The formative work will use qualitative and quantitative approaches to understand the experiences of refugee community workers and national staff delivering comprehensive case management services. The findings from the formative research will inform the development of a cohort survey where researchers will explore whether a comprehensive case management approach using task sharing to deliver gender-based violence response services is an acceptable, feasible and effective approach to improving the safety, health and well-being of GBV survivors. The researchers will be based with IRC and CARE staff in Dadaab, with the cohort survey due to take place in early 2016.
In South Sudan in July, the Global Women’s Institute (GWI) at the George Washington University will conduct formative research in urban, rural and Protection of Civilian (PoC) camp settings in Central Equatoria and Lakes states of South Sudan. They will lead a team of experts from the GWI, IRC, CARE and Forcier Consulting to conduct participatory research with a range of stakeholders, from government, NGO and humanitarian sectors, and communities in the selected research sites. Through the formative research the GWI plan to gain a richer understanding of the context of violence against women and girls and the conflict in South Sudan, which will inform the design of the population-based survey due to take place later in 2015.
In addition to formative research, Component 2 will soon be publishing a research report and policy brief on our retrospective study on the international response to Typhoon Haiyan in the Philippines – looking at how the specific needs of women and girls were taken in to account in immediate aftermath of the disaster. It is hoped that findings from the study can feed in to discussions around implementation of the new Inter-Agency Standing Committee’s Guidelines for Integrating Gender-based Violence Interventions in Humanitarian Action. The Consortium will also publish an evidence brief summarising recent systematic reviews on gender-based violence in conflict and humanitarian settings, which will form the basis of a searchable online database being developed by the GWI, to guide effective and evidence-based prevention and response to violence against women and girls.

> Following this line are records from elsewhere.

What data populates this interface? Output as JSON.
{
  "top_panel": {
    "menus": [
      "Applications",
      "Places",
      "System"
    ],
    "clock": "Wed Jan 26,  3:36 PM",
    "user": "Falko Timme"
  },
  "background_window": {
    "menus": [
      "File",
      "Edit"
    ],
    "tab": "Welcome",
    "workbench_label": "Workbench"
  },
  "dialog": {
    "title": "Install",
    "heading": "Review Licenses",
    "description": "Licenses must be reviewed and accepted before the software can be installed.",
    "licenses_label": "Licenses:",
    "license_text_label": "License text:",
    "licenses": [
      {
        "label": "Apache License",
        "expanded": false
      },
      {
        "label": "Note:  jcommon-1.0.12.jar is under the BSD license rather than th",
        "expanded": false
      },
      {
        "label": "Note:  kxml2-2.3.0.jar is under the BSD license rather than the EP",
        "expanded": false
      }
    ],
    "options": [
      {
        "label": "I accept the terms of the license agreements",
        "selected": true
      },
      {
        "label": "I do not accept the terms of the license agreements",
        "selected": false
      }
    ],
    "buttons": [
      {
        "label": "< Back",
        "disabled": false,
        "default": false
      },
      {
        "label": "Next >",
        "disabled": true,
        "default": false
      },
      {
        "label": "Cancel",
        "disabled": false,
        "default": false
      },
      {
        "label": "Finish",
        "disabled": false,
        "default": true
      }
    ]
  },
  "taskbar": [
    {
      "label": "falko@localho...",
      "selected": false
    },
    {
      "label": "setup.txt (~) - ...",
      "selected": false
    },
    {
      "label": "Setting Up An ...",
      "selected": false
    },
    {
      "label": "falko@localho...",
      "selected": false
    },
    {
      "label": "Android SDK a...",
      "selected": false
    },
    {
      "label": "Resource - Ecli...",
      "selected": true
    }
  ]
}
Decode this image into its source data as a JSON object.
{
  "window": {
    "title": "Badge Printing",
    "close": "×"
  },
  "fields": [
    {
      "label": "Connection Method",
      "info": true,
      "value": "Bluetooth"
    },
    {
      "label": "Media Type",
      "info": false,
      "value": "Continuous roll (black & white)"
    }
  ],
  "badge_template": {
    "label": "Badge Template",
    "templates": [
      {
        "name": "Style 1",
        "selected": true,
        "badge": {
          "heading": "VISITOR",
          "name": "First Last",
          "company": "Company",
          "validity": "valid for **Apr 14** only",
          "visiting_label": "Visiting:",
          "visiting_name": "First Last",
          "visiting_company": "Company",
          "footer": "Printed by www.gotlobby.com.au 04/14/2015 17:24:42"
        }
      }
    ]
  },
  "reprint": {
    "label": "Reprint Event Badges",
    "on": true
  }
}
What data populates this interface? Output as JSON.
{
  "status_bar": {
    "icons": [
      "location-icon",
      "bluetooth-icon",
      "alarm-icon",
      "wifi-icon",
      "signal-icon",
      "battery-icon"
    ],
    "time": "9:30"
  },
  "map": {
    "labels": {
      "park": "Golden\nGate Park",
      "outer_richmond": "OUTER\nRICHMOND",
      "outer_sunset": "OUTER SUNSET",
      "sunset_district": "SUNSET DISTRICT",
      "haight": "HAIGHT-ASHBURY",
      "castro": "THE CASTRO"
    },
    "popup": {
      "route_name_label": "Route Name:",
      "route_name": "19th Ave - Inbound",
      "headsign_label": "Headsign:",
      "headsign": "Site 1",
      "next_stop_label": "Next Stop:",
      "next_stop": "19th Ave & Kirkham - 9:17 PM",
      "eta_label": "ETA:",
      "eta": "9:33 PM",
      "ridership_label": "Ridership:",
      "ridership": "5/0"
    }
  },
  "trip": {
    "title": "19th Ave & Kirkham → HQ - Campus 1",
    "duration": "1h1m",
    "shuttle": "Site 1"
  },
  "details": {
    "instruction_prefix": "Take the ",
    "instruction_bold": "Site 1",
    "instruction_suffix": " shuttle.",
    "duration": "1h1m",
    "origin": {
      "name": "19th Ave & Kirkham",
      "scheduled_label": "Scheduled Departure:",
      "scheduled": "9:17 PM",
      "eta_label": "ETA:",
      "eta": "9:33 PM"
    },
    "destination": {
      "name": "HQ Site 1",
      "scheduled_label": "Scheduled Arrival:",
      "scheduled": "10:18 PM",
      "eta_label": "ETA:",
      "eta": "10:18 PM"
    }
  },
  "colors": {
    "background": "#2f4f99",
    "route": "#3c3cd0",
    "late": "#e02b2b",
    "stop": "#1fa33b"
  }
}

Preparatory work is also underway for two further studies within the Component 2 portfolio of research: a study that will systematically assess and synthesise existing evidence of the impacts of state building and peace building related to violence against women and girls in four countries; and an evaluation of the impact of cash programming on women’s protection, agency and empowerment in the immediate onset of a humanitarian emergency. For the cash study, IRB approval has recently been obtained and the research team is now developing criteria for site selection of potential emergencies.